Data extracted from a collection
****
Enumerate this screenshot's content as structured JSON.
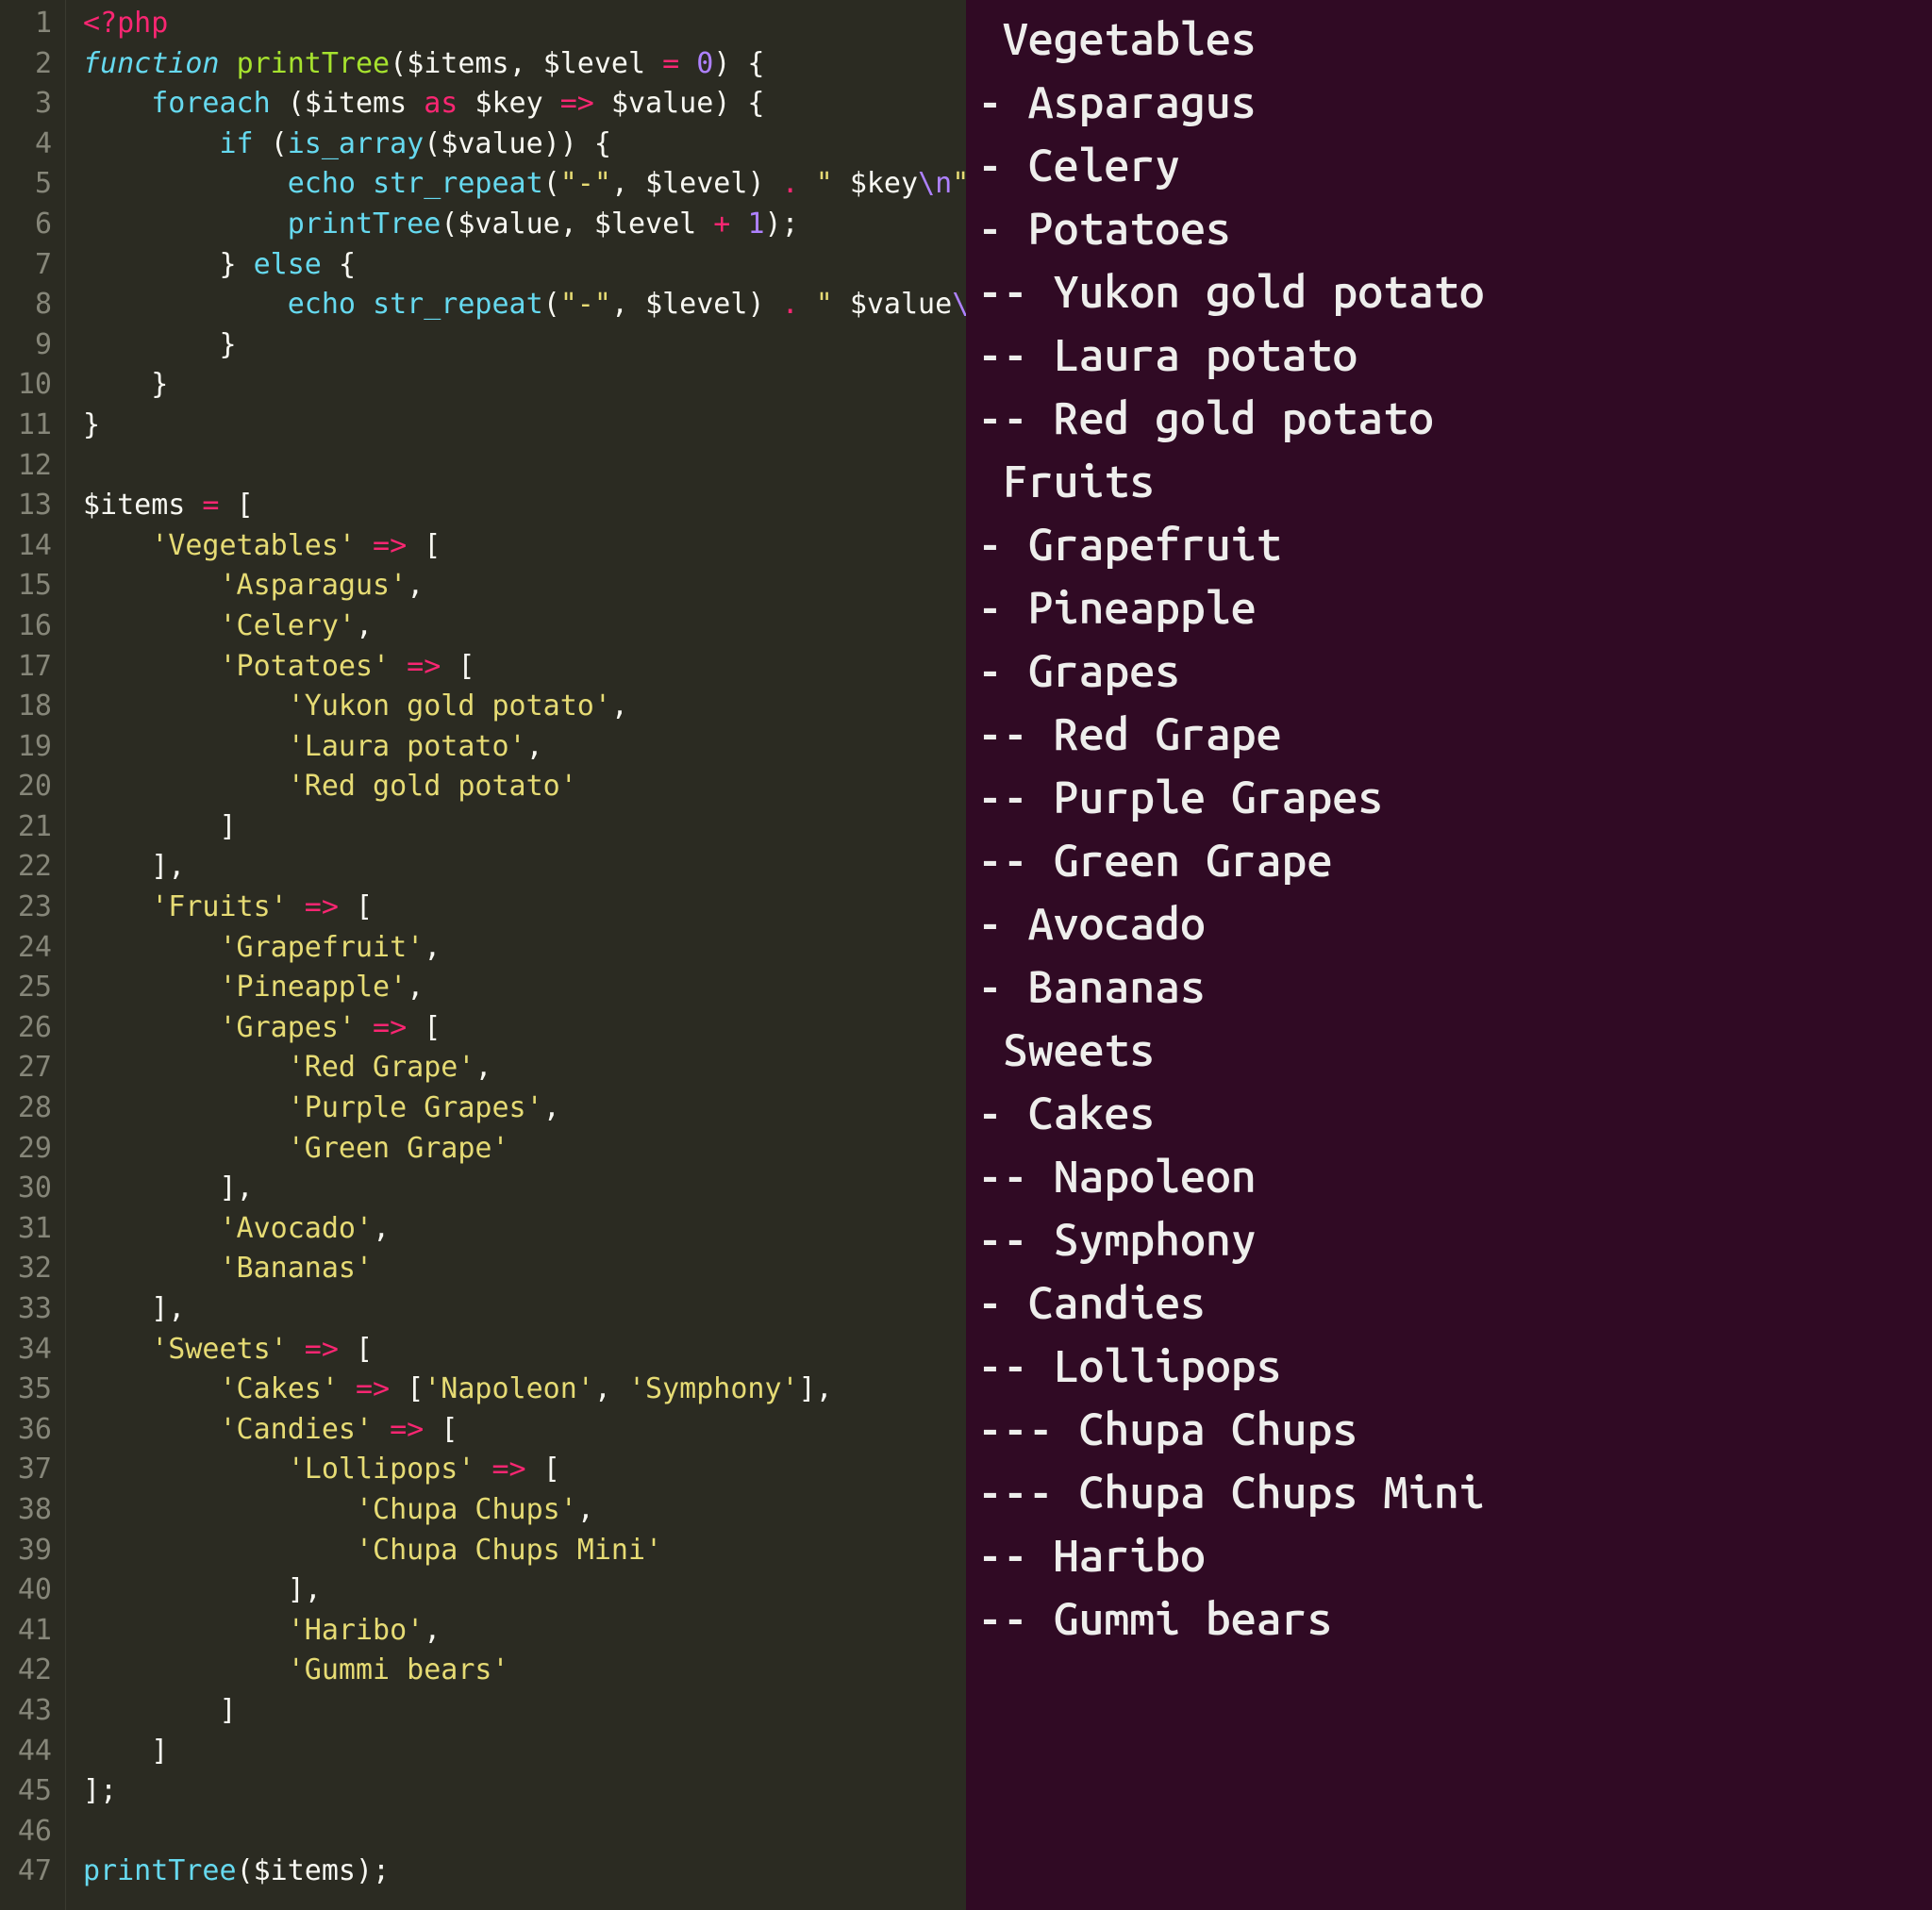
{
  "editor": {
    "line_numbers": [
      "1",
      "2",
      "3",
      "4",
      "5",
      "6",
      "7",
      "8",
      "9",
      "10",
      "11",
      "12",
      "13",
      "14",
      "15",
      "16",
      "17",
      "18",
      "19",
      "20",
      "21",
      "22",
      "23",
      "24",
      "25",
      "26",
      "27",
      "28",
      "29",
      "30",
      "31",
      "32",
      "33",
      "34",
      "35",
      "36",
      "37",
      "38",
      "39",
      "40",
      "41",
      "42",
      "43",
      "44",
      "45",
      "46",
      "47"
    ],
    "lines": [
      [
        {
          "t": "<?php",
          "c": "tag"
        }
      ],
      [
        {
          "t": "function ",
          "c": "kw"
        },
        {
          "t": "printTree",
          "c": "fn"
        },
        {
          "t": "(",
          "c": "punct"
        },
        {
          "t": "$items",
          "c": "var"
        },
        {
          "t": ", ",
          "c": "punct"
        },
        {
          "t": "$level",
          "c": "var"
        },
        {
          "t": " = ",
          "c": "op"
        },
        {
          "t": "0",
          "c": "num"
        },
        {
          "t": ") {",
          "c": "punct"
        }
      ],
      [
        {
          "t": "    ",
          "c": "punct"
        },
        {
          "t": "foreach ",
          "c": "kwni"
        },
        {
          "t": "(",
          "c": "punct"
        },
        {
          "t": "$items",
          "c": "var"
        },
        {
          "t": " as ",
          "c": "op"
        },
        {
          "t": "$key",
          "c": "var"
        },
        {
          "t": " => ",
          "c": "op"
        },
        {
          "t": "$value",
          "c": "var"
        },
        {
          "t": ") {",
          "c": "punct"
        }
      ],
      [
        {
          "t": "        ",
          "c": "punct"
        },
        {
          "t": "if ",
          "c": "kwni"
        },
        {
          "t": "(",
          "c": "punct"
        },
        {
          "t": "is_array",
          "c": "call"
        },
        {
          "t": "(",
          "c": "punct"
        },
        {
          "t": "$value",
          "c": "var"
        },
        {
          "t": ")) {",
          "c": "punct"
        }
      ],
      [
        {
          "t": "            ",
          "c": "punct"
        },
        {
          "t": "echo ",
          "c": "kwni"
        },
        {
          "t": "str_repeat",
          "c": "call"
        },
        {
          "t": "(",
          "c": "punct"
        },
        {
          "t": "\"-\"",
          "c": "str"
        },
        {
          "t": ", ",
          "c": "punct"
        },
        {
          "t": "$level",
          "c": "var"
        },
        {
          "t": ") ",
          "c": "punct"
        },
        {
          "t": ". ",
          "c": "op"
        },
        {
          "t": "\" ",
          "c": "str"
        },
        {
          "t": "$key",
          "c": "var"
        },
        {
          "t": "\\n",
          "c": "esc"
        },
        {
          "t": "\"",
          "c": "str"
        },
        {
          "t": ";",
          "c": "punct"
        }
      ],
      [
        {
          "t": "            ",
          "c": "punct"
        },
        {
          "t": "printTree",
          "c": "call"
        },
        {
          "t": "(",
          "c": "punct"
        },
        {
          "t": "$value",
          "c": "var"
        },
        {
          "t": ", ",
          "c": "punct"
        },
        {
          "t": "$level",
          "c": "var"
        },
        {
          "t": " + ",
          "c": "op"
        },
        {
          "t": "1",
          "c": "num"
        },
        {
          "t": ");",
          "c": "punct"
        }
      ],
      [
        {
          "t": "        } ",
          "c": "punct"
        },
        {
          "t": "else ",
          "c": "kwni"
        },
        {
          "t": "{",
          "c": "punct"
        }
      ],
      [
        {
          "t": "            ",
          "c": "punct"
        },
        {
          "t": "echo ",
          "c": "kwni"
        },
        {
          "t": "str_repeat",
          "c": "call"
        },
        {
          "t": "(",
          "c": "punct"
        },
        {
          "t": "\"-\"",
          "c": "str"
        },
        {
          "t": ", ",
          "c": "punct"
        },
        {
          "t": "$level",
          "c": "var"
        },
        {
          "t": ") ",
          "c": "punct"
        },
        {
          "t": ". ",
          "c": "op"
        },
        {
          "t": "\" ",
          "c": "str"
        },
        {
          "t": "$value",
          "c": "var"
        },
        {
          "t": "\\n",
          "c": "esc"
        },
        {
          "t": "\"",
          "c": "str"
        },
        {
          "t": ";",
          "c": "punct"
        }
      ],
      [
        {
          "t": "        }",
          "c": "punct"
        }
      ],
      [
        {
          "t": "    }",
          "c": "punct"
        }
      ],
      [
        {
          "t": "}",
          "c": "punct"
        }
      ],
      [],
      [
        {
          "t": "$items",
          "c": "var"
        },
        {
          "t": " = ",
          "c": "op"
        },
        {
          "t": "[",
          "c": "punct"
        }
      ],
      [
        {
          "t": "    ",
          "c": "punct"
        },
        {
          "t": "'Vegetables'",
          "c": "str"
        },
        {
          "t": " => ",
          "c": "op"
        },
        {
          "t": "[",
          "c": "punct"
        }
      ],
      [
        {
          "t": "        ",
          "c": "punct"
        },
        {
          "t": "'Asparagus'",
          "c": "str"
        },
        {
          "t": ",",
          "c": "punct"
        }
      ],
      [
        {
          "t": "        ",
          "c": "punct"
        },
        {
          "t": "'Celery'",
          "c": "str"
        },
        {
          "t": ",",
          "c": "punct"
        }
      ],
      [
        {
          "t": "        ",
          "c": "punct"
        },
        {
          "t": "'Potatoes'",
          "c": "str"
        },
        {
          "t": " => ",
          "c": "op"
        },
        {
          "t": "[",
          "c": "punct"
        }
      ],
      [
        {
          "t": "            ",
          "c": "punct"
        },
        {
          "t": "'Yukon gold potato'",
          "c": "str"
        },
        {
          "t": ",",
          "c": "punct"
        }
      ],
      [
        {
          "t": "            ",
          "c": "punct"
        },
        {
          "t": "'Laura potato'",
          "c": "str"
        },
        {
          "t": ",",
          "c": "punct"
        }
      ],
      [
        {
          "t": "            ",
          "c": "punct"
        },
        {
          "t": "'Red gold potato'",
          "c": "str"
        }
      ],
      [
        {
          "t": "        ]",
          "c": "punct"
        }
      ],
      [
        {
          "t": "    ],",
          "c": "punct"
        }
      ],
      [
        {
          "t": "    ",
          "c": "punct"
        },
        {
          "t": "'Fruits'",
          "c": "str"
        },
        {
          "t": " => ",
          "c": "op"
        },
        {
          "t": "[",
          "c": "punct"
        }
      ],
      [
        {
          "t": "        ",
          "c": "punct"
        },
        {
          "t": "'Grapefruit'",
          "c": "str"
        },
        {
          "t": ",",
          "c": "punct"
        }
      ],
      [
        {
          "t": "        ",
          "c": "punct"
        },
        {
          "t": "'Pineapple'",
          "c": "str"
        },
        {
          "t": ",",
          "c": "punct"
        }
      ],
      [
        {
          "t": "        ",
          "c": "punct"
        },
        {
          "t": "'Grapes'",
          "c": "str"
        },
        {
          "t": " => ",
          "c": "op"
        },
        {
          "t": "[",
          "c": "punct"
        }
      ],
      [
        {
          "t": "            ",
          "c": "punct"
        },
        {
          "t": "'Red Grape'",
          "c": "str"
        },
        {
          "t": ",",
          "c": "punct"
        }
      ],
      [
        {
          "t": "            ",
          "c": "punct"
        },
        {
          "t": "'Purple Grapes'",
          "c": "str"
        },
        {
          "t": ",",
          "c": "punct"
        }
      ],
      [
        {
          "t": "            ",
          "c": "punct"
        },
        {
          "t": "'Green Grape'",
          "c": "str"
        }
      ],
      [
        {
          "t": "        ],",
          "c": "punct"
        }
      ],
      [
        {
          "t": "        ",
          "c": "punct"
        },
        {
          "t": "'Avocado'",
          "c": "str"
        },
        {
          "t": ",",
          "c": "punct"
        }
      ],
      [
        {
          "t": "        ",
          "c": "punct"
        },
        {
          "t": "'Bananas'",
          "c": "str"
        }
      ],
      [
        {
          "t": "    ],",
          "c": "punct"
        }
      ],
      [
        {
          "t": "    ",
          "c": "punct"
        },
        {
          "t": "'Sweets'",
          "c": "str"
        },
        {
          "t": " => ",
          "c": "op"
        },
        {
          "t": "[",
          "c": "punct"
        }
      ],
      [
        {
          "t": "        ",
          "c": "punct"
        },
        {
          "t": "'Cakes'",
          "c": "str"
        },
        {
          "t": " => ",
          "c": "op"
        },
        {
          "t": "[",
          "c": "punct"
        },
        {
          "t": "'Napoleon'",
          "c": "str"
        },
        {
          "t": ", ",
          "c": "punct"
        },
        {
          "t": "'Symphony'",
          "c": "str"
        },
        {
          "t": "],",
          "c": "punct"
        }
      ],
      [
        {
          "t": "        ",
          "c": "punct"
        },
        {
          "t": "'Candies'",
          "c": "str"
        },
        {
          "t": " => ",
          "c": "op"
        },
        {
          "t": "[",
          "c": "punct"
        }
      ],
      [
        {
          "t": "            ",
          "c": "punct"
        },
        {
          "t": "'Lollipops'",
          "c": "str"
        },
        {
          "t": " => ",
          "c": "op"
        },
        {
          "t": "[",
          "c": "punct"
        }
      ],
      [
        {
          "t": "                ",
          "c": "punct"
        },
        {
          "t": "'Chupa Chups'",
          "c": "str"
        },
        {
          "t": ",",
          "c": "punct"
        }
      ],
      [
        {
          "t": "                ",
          "c": "punct"
        },
        {
          "t": "'Chupa Chups Mini'",
          "c": "str"
        }
      ],
      [
        {
          "t": "            ],",
          "c": "punct"
        }
      ],
      [
        {
          "t": "            ",
          "c": "punct"
        },
        {
          "t": "'Haribo'",
          "c": "str"
        },
        {
          "t": ",",
          "c": "punct"
        }
      ],
      [
        {
          "t": "            ",
          "c": "punct"
        },
        {
          "t": "'Gummi bears'",
          "c": "str"
        }
      ],
      [
        {
          "t": "        ]",
          "c": "punct"
        }
      ],
      [
        {
          "t": "    ]",
          "c": "punct"
        }
      ],
      [
        {
          "t": "];",
          "c": "punct"
        }
      ],
      [],
      [
        {
          "t": "printTree",
          "c": "call"
        },
        {
          "t": "(",
          "c": "punct"
        },
        {
          "t": "$items",
          "c": "var"
        },
        {
          "t": ");",
          "c": "punct"
        }
      ]
    ]
  },
  "terminal": {
    "lines": [
      " Vegetables",
      "- Asparagus",
      "- Celery",
      "- Potatoes",
      "-- Yukon gold potato",
      "-- Laura potato",
      "-- Red gold potato",
      " Fruits",
      "- Grapefruit",
      "- Pineapple",
      "- Grapes",
      "-- Red Grape",
      "-- Purple Grapes",
      "-- Green Grape",
      "- Avocado",
      "- Bananas",
      " Sweets",
      "- Cakes",
      "-- Napoleon",
      "-- Symphony",
      "- Candies",
      "-- Lollipops",
      "--- Chupa Chups",
      "--- Chupa Chups Mini",
      "-- Haribo",
      "-- Gummi bears"
    ]
  }
}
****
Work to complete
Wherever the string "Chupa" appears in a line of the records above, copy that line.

Exercise result
          "t": "'Chupa Chups'",
          "t": "'Chupa Chups Mini'",
      "--- Chupa Chups",
      "--- Chupa Chups Mini",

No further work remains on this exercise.